- [Required work]
All the lines below need to be output exactly, apart from any images.

Page and application data records
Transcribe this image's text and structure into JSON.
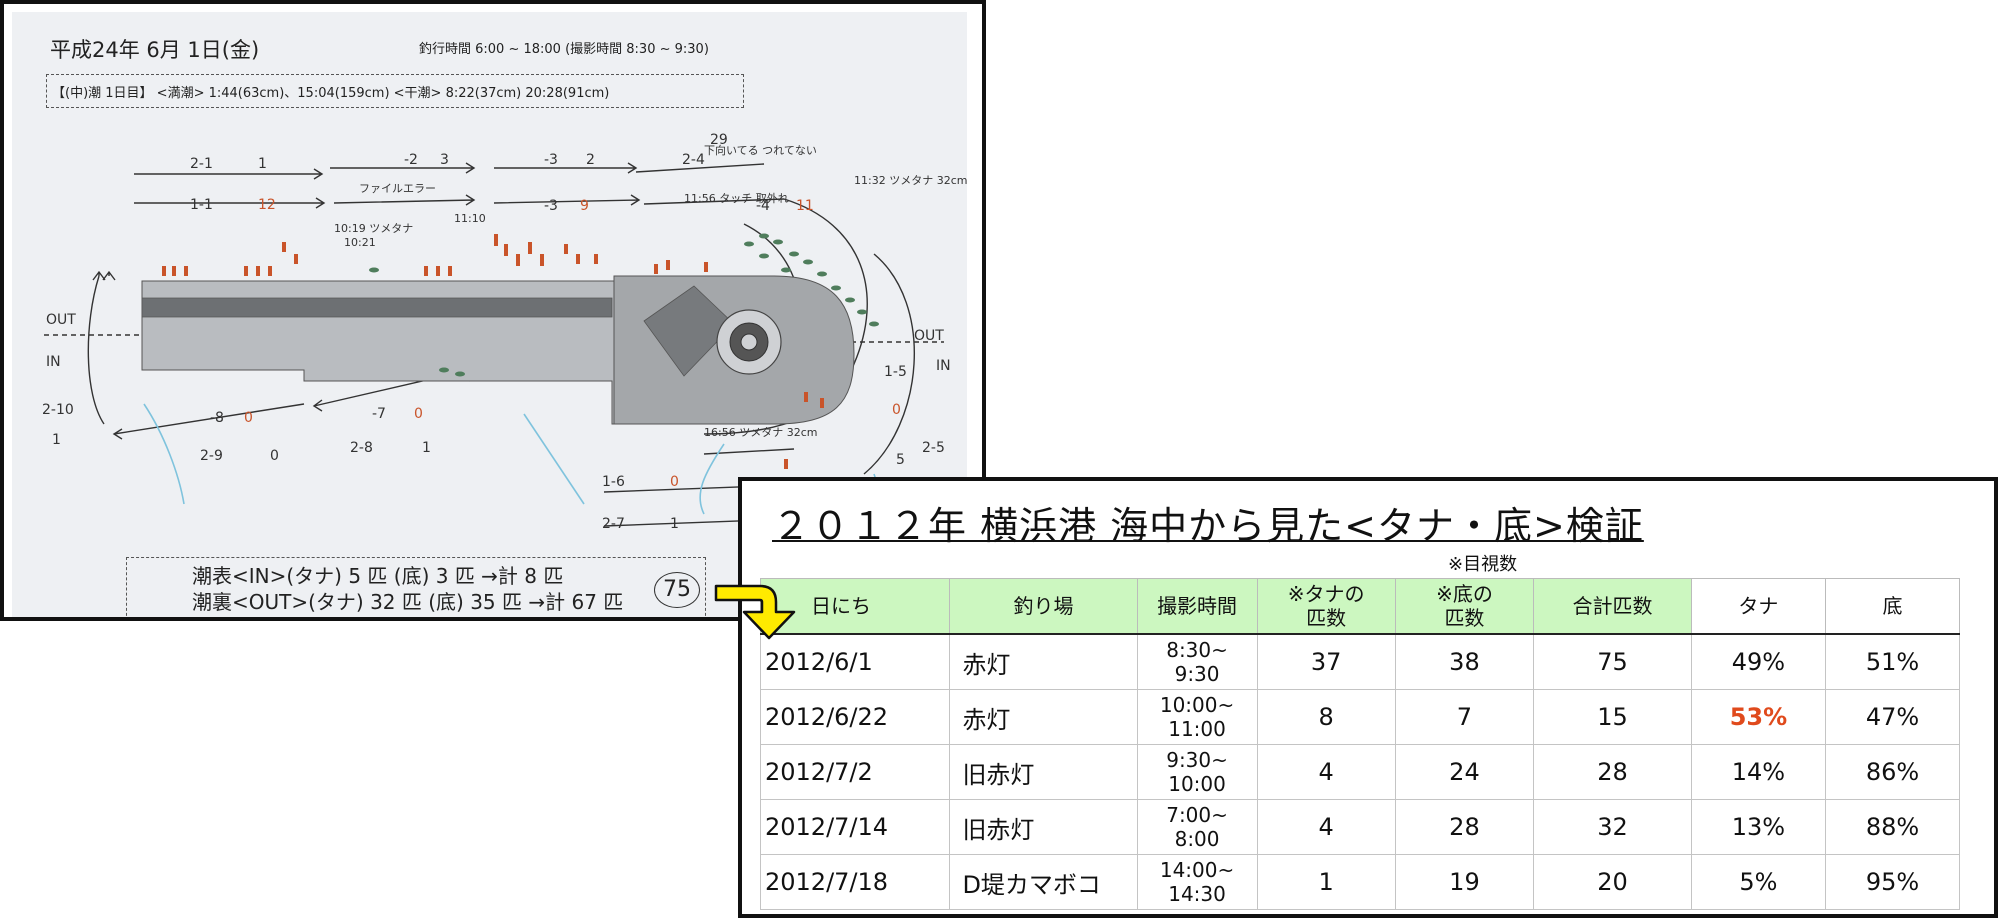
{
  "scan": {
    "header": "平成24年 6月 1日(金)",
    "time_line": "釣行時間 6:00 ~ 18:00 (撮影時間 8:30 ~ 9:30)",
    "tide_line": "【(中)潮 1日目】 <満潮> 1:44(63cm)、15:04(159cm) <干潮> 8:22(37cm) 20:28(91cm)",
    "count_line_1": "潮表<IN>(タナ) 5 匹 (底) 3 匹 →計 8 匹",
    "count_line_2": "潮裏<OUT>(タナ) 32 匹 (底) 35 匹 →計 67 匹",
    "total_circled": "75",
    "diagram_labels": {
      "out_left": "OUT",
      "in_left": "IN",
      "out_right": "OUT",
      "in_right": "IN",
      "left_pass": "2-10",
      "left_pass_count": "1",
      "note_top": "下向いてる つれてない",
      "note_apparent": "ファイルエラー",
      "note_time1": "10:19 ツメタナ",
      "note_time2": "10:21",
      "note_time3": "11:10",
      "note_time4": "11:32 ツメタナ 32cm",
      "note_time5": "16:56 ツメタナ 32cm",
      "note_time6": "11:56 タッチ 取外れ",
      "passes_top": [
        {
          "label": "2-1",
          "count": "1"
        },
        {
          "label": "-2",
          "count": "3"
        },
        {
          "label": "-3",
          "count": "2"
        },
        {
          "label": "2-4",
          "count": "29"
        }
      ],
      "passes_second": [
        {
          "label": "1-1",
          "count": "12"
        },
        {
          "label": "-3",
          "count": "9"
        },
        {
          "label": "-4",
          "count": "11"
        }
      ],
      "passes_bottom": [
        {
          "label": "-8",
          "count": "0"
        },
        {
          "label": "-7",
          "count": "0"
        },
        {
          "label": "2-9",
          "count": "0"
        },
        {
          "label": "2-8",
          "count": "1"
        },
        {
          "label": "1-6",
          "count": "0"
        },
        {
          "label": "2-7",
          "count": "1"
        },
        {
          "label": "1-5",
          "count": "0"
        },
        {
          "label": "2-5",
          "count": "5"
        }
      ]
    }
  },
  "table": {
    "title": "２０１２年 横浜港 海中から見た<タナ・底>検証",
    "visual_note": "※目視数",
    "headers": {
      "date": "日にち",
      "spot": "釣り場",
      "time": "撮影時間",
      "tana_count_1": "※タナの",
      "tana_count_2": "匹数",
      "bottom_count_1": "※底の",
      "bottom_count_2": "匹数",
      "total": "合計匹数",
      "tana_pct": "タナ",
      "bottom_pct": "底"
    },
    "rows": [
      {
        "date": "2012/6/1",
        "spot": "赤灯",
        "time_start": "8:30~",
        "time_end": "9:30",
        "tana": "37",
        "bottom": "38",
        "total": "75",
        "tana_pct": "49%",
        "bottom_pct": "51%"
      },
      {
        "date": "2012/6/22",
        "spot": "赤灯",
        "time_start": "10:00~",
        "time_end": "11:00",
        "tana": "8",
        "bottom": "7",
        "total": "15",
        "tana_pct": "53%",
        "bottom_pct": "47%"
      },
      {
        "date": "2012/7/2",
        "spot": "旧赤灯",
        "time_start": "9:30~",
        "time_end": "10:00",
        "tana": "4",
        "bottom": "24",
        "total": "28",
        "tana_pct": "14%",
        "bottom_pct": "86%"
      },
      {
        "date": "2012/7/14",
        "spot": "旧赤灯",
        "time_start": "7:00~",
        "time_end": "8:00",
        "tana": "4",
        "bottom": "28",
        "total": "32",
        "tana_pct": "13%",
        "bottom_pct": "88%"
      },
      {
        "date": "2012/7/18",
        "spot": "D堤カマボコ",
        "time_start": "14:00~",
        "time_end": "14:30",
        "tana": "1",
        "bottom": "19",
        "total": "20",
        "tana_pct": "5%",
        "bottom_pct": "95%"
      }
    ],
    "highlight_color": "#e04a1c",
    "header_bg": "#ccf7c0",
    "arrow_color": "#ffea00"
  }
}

- [Response to the task]
Transcribe this image's text and structure into JSON.
{
  "scan": {
    "header": "平成24年 6月 1日(金)",
    "time_line": "釣行時間 6:00 ~ 18:00 (撮影時間 8:30 ~ 9:30)",
    "tide_line": "【(中)潮 1日目】 <満潮> 1:44(63cm)、15:04(159cm) <干潮> 8:22(37cm) 20:28(91cm)",
    "count_line_1": "潮表<IN>(タナ) 5 匹 (底) 3 匹 →計 8 匹",
    "count_line_2": "潮裏<OUT>(タナ) 32 匹 (底) 35 匹 →計 67 匹",
    "total_circled": "75",
    "diagram_labels": {
      "out_left": "OUT",
      "in_left": "IN",
      "out_right": "OUT",
      "in_right": "IN",
      "left_pass": "2-10",
      "left_pass_count": "1",
      "note_top": "下向いてる つれてない",
      "note_apparent": "ファイルエラー",
      "note_time1": "10:19 ツメタナ",
      "note_time2": "10:21",
      "note_time3": "11:10",
      "note_time4": "11:32 ツメタナ 32cm",
      "note_time5": "16:56 ツメタナ 32cm",
      "note_time6": "11:56 タッチ 取外れ",
      "passes_top": [
        {
          "label": "2-1",
          "count": "1"
        },
        {
          "label": "-2",
          "count": "3"
        },
        {
          "label": "-3",
          "count": "2"
        },
        {
          "label": "2-4",
          "count": "29"
        }
      ],
      "passes_second": [
        {
          "label": "1-1",
          "count": "12"
        },
        {
          "label": "-3",
          "count": "9"
        },
        {
          "label": "-4",
          "count": "11"
        }
      ],
      "passes_bottom": [
        {
          "label": "-8",
          "count": "0"
        },
        {
          "label": "-7",
          "count": "0"
        },
        {
          "label": "2-9",
          "count": "0"
        },
        {
          "label": "2-8",
          "count": "1"
        },
        {
          "label": "1-6",
          "count": "0"
        },
        {
          "label": "2-7",
          "count": "1"
        },
        {
          "label": "1-5",
          "count": "0"
        },
        {
          "label": "2-5",
          "count": "5"
        }
      ]
    }
  },
  "table": {
    "title": "２０１２年 横浜港 海中から見た<タナ・底>検証",
    "visual_note": "※目視数",
    "headers": {
      "date": "日にち",
      "spot": "釣り場",
      "time": "撮影時間",
      "tana_count_1": "※タナの",
      "tana_count_2": "匹数",
      "bottom_count_1": "※底の",
      "bottom_count_2": "匹数",
      "total": "合計匹数",
      "tana_pct": "タナ",
      "bottom_pct": "底"
    },
    "rows": [
      {
        "date": "2012/6/1",
        "spot": "赤灯",
        "time_start": "8:30~",
        "time_end": "9:30",
        "tana": "37",
        "bottom": "38",
        "total": "75",
        "tana_pct": "49%",
        "bottom_pct": "51%"
      },
      {
        "date": "2012/6/22",
        "spot": "赤灯",
        "time_start": "10:00~",
        "time_end": "11:00",
        "tana": "8",
        "bottom": "7",
        "total": "15",
        "tana_pct": "53%",
        "bottom_pct": "47%"
      },
      {
        "date": "2012/7/2",
        "spot": "旧赤灯",
        "time_start": "9:30~",
        "time_end": "10:00",
        "tana": "4",
        "bottom": "24",
        "total": "28",
        "tana_pct": "14%",
        "bottom_pct": "86%"
      },
      {
        "date": "2012/7/14",
        "spot": "旧赤灯",
        "time_start": "7:00~",
        "time_end": "8:00",
        "tana": "4",
        "bottom": "28",
        "total": "32",
        "tana_pct": "13%",
        "bottom_pct": "88%"
      },
      {
        "date": "2012/7/18",
        "spot": "D堤カマボコ",
        "time_start": "14:00~",
        "time_end": "14:30",
        "tana": "1",
        "bottom": "19",
        "total": "20",
        "tana_pct": "5%",
        "bottom_pct": "95%"
      }
    ],
    "highlight_color": "#e04a1c",
    "header_bg": "#ccf7c0",
    "arrow_color": "#ffea00"
  }
}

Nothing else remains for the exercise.